Prior MRI research has shown reductions in the thickness of the cerebral cortex in patients diagnosed with psychiatric disorders (as compared with controls) – however the underlying neurobiology behind these structural changes remains unclear. In this study, researchers generated profiles of group differences in cortical thickness between cases and controls for ADHD, ASD, BD, MDD, OCD, and schizophrenia through a meta-analytic linear regression framework. First, they show that alterations in cortical thickness across many psychiatric disorders is shared. Simply put, regions of the cortex that were abnormally thinner in patients with one condition, were also thinner in the other conditions. This shared structural alteration, supports a transdiagnostic element in psychiatric disorders.
Next, they used a ‘virtual histology’ approach to implicate cell types and their biological processes that may underlie the observed differences in brain structure. By relating gradients of cortical thickness with gradients of cell-specific gene expression, they showed that regions of the cortex with greater dendritically enriched pyramidal cell expression are also regions that present with the greatest group differences in cortical thickness. Through whole genome co-expression networks, they reveal two clusters of genes enriched prenatally and postnatally that were associated with these changes.
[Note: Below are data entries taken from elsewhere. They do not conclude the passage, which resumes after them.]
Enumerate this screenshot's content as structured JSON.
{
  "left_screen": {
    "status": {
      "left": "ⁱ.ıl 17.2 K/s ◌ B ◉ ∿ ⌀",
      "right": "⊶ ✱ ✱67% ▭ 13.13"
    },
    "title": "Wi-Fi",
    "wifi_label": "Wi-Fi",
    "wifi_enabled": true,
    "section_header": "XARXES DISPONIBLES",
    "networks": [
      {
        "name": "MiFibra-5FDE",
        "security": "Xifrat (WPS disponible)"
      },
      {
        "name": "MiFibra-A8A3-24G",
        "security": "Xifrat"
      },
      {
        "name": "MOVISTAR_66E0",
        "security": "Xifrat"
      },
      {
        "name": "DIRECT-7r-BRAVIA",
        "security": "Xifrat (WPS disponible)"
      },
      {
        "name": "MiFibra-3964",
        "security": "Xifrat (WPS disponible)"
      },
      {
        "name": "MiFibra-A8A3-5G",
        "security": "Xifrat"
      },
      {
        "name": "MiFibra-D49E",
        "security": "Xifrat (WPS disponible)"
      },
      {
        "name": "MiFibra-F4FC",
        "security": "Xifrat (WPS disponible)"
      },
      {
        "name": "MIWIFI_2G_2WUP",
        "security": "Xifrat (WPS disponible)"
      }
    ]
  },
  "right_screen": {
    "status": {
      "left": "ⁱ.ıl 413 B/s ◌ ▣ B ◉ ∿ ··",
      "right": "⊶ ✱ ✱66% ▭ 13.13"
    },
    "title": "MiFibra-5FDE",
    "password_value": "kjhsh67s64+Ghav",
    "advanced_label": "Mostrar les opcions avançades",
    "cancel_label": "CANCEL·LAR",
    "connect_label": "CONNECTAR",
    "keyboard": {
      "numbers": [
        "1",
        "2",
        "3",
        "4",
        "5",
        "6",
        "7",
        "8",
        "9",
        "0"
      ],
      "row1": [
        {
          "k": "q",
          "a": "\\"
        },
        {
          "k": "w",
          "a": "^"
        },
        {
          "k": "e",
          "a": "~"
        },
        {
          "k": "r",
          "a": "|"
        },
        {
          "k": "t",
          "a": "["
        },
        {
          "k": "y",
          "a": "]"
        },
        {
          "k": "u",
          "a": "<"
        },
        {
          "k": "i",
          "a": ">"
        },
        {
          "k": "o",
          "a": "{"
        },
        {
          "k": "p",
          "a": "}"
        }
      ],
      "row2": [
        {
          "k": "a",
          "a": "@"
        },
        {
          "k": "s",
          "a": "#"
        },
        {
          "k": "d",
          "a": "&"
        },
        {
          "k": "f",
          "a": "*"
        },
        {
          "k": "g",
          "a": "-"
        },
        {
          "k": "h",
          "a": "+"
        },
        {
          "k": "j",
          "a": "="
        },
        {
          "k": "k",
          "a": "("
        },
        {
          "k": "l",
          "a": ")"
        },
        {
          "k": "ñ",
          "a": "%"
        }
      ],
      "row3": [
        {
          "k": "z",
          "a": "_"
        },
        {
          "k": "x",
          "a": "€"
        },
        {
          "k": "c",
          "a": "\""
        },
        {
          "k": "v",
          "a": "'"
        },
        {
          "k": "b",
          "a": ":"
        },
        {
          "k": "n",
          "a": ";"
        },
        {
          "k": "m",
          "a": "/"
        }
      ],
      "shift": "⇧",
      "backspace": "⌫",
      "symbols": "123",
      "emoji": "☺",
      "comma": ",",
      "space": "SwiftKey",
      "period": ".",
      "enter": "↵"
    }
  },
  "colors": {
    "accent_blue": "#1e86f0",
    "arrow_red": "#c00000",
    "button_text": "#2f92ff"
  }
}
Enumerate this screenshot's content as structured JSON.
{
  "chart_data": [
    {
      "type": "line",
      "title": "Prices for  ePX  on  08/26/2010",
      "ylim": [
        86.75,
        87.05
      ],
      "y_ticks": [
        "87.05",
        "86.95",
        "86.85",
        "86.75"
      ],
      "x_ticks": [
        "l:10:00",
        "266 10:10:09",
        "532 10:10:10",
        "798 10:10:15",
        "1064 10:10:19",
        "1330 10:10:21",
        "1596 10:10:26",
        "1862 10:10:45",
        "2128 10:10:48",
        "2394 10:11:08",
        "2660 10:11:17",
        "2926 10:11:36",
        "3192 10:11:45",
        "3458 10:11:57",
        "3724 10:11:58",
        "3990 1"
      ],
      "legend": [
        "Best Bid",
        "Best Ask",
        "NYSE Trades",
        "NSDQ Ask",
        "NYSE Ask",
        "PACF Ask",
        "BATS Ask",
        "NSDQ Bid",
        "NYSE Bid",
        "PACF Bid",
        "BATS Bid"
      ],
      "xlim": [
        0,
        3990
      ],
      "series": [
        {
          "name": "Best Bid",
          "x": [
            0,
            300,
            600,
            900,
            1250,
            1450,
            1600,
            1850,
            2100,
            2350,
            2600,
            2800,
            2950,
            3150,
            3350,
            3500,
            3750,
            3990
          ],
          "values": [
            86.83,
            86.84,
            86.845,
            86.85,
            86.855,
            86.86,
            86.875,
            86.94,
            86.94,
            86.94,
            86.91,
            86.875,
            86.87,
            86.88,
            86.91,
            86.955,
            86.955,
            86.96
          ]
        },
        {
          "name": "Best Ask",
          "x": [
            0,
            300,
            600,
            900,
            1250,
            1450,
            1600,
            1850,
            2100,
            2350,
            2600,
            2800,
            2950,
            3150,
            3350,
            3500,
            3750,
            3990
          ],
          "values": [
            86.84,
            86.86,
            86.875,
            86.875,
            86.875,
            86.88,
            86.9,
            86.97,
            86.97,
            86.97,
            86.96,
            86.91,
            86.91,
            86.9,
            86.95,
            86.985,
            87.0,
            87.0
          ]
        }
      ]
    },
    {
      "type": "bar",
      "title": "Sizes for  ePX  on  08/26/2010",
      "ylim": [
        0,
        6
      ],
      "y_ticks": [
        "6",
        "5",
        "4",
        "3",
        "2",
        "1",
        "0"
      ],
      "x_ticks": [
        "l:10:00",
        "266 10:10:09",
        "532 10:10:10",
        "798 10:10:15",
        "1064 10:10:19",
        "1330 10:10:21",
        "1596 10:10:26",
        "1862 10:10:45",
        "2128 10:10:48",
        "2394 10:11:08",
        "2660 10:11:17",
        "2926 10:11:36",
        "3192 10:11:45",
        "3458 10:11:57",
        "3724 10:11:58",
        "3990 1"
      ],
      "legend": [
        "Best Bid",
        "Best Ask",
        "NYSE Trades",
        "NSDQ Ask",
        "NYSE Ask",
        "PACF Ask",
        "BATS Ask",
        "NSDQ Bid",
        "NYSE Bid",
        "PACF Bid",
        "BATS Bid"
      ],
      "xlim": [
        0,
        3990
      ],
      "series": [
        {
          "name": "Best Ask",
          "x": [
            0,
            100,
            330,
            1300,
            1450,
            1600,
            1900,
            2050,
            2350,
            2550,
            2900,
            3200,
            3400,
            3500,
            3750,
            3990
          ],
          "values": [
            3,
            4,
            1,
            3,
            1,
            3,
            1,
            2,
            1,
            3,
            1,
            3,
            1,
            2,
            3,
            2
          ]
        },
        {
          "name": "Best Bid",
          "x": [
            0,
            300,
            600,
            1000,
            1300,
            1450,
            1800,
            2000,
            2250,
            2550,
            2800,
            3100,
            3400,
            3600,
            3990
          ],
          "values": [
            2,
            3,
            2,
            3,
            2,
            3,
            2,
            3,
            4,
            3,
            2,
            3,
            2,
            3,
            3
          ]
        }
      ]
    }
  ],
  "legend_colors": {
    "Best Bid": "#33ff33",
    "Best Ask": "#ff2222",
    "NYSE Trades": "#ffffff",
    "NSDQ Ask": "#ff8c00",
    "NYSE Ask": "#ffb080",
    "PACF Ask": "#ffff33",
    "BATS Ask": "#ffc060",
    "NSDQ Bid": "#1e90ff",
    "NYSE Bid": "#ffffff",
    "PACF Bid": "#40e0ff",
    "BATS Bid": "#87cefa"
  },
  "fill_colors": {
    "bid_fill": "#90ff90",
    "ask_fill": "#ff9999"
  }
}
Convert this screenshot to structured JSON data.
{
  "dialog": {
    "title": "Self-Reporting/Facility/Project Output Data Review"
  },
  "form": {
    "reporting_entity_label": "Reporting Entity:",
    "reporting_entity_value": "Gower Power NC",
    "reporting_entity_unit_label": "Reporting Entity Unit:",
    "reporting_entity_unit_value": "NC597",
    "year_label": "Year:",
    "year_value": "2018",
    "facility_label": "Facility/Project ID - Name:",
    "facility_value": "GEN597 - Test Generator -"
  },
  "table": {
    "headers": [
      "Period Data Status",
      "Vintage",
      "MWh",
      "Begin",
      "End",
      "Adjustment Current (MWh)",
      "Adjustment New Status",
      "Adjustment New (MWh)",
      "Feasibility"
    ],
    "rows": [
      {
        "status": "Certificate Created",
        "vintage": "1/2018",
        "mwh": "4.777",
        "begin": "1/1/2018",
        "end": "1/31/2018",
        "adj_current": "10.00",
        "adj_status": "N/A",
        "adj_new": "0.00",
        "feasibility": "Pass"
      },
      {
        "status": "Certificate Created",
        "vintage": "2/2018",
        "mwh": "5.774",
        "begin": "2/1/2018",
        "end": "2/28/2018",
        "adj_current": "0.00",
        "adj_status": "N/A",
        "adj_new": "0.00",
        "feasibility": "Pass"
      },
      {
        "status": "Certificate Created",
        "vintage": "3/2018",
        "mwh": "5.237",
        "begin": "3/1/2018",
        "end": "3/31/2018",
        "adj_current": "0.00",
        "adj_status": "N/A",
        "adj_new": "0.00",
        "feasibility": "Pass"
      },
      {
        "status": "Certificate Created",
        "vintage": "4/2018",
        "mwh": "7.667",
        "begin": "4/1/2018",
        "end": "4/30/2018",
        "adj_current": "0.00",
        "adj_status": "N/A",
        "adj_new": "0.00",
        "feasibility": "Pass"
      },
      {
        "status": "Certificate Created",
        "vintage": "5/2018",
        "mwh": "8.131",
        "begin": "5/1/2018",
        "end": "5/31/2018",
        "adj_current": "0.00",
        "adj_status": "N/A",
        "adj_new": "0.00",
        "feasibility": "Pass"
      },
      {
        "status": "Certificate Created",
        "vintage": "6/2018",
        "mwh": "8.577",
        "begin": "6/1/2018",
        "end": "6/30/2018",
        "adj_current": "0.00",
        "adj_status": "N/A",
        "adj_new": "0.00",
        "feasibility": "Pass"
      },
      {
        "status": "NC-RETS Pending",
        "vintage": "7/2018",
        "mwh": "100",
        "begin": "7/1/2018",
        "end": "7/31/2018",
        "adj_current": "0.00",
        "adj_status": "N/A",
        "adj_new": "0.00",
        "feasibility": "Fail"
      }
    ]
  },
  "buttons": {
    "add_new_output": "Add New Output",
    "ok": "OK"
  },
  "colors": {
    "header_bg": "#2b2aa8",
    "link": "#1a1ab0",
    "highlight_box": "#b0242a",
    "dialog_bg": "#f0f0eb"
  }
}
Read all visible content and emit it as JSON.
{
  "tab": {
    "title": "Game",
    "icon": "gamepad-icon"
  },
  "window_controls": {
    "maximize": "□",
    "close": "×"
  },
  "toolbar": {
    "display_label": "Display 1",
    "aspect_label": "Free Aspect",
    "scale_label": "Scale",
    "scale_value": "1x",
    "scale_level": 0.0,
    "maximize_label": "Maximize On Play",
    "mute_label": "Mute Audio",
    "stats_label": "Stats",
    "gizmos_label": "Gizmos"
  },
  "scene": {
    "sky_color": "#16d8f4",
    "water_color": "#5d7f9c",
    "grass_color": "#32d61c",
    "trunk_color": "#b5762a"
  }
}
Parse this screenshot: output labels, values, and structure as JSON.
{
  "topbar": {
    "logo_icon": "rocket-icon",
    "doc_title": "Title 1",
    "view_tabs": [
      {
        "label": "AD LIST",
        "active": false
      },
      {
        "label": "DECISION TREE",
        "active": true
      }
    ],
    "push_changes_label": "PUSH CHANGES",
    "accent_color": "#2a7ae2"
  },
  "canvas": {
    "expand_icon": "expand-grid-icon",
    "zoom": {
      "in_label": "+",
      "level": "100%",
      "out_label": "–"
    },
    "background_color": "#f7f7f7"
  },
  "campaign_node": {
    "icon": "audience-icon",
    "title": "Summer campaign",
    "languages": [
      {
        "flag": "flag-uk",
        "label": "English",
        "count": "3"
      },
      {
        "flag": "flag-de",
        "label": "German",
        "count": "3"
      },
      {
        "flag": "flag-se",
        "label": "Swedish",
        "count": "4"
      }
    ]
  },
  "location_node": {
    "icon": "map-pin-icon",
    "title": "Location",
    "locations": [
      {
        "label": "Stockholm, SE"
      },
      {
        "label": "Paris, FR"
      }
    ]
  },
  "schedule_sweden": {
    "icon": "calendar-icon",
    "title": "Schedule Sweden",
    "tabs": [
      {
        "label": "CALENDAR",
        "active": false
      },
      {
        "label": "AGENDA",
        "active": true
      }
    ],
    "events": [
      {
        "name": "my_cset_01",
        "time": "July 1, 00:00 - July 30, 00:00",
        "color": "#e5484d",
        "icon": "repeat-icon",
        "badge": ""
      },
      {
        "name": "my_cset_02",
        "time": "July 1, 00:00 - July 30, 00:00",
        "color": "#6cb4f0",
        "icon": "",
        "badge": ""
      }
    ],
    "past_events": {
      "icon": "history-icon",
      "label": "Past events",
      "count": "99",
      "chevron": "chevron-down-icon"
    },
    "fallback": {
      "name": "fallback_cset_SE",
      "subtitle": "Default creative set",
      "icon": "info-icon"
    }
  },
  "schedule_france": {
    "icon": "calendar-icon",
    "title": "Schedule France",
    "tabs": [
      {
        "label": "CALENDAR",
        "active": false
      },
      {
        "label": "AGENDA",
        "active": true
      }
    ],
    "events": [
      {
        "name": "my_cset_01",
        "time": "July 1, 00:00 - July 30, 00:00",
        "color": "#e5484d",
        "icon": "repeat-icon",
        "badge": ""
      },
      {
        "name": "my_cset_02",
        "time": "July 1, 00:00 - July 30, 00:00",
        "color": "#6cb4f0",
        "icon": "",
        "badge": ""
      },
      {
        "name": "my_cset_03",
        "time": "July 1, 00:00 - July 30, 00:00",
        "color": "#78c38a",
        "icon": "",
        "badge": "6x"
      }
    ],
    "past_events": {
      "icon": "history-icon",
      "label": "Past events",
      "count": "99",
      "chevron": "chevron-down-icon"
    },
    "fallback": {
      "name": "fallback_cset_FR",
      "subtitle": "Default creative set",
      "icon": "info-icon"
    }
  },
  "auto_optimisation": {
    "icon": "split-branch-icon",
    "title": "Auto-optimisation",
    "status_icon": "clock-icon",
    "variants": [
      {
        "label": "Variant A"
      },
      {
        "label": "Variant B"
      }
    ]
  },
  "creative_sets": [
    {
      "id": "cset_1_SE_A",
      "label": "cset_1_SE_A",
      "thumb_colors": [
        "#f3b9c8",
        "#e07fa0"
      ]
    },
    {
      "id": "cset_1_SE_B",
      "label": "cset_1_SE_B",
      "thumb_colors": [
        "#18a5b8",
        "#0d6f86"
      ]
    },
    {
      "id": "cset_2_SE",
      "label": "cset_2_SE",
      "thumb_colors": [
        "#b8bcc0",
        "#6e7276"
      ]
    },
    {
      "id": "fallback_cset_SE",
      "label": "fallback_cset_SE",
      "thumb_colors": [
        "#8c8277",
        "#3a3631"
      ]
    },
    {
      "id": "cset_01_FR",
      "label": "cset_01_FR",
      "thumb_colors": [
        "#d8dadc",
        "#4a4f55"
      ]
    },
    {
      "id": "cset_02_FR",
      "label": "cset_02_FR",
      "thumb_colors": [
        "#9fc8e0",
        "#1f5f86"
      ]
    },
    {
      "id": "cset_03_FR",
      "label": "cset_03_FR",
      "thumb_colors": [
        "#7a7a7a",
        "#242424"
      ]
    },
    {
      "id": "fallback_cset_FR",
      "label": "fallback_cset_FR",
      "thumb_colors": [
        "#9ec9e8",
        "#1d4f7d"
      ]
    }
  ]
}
Taken together, these findings support the ‘two-hit’ hypothesis in schizophrenia (and generally in mental illness), whereby deviations in prenatal development confer a state of vulnerability and subsequent postnatal stressors/events result in clinical manifestation.
Dr. Yash Patel
Dr. Yash Patel performed this study as a PhD student in the laboratory of Dr. Tomas Paus at the University of Toronto. As first author of almost 300 authors listed, he was responsible for communication/organization between cohorts (facilitated through ENIGMA), data analysis and methods development. The study was co-designed with Dr. Tomas Paus (the senior corresponding author), and the virtual histology approach was developed in the Paus lab. Yash Patel is currently a post-doctoral fellow at the National Institutes of Mental Health.
Yash was supported by the Alexander Graham Bell Canadian Graduate Scholarship from the National Sciences and Engineering Research Council of Canada. The ENIGMA consortium is funded by the National Institutes of Health (NIH). Individual cohorts are supported by various international agencies, as reported in the original publication.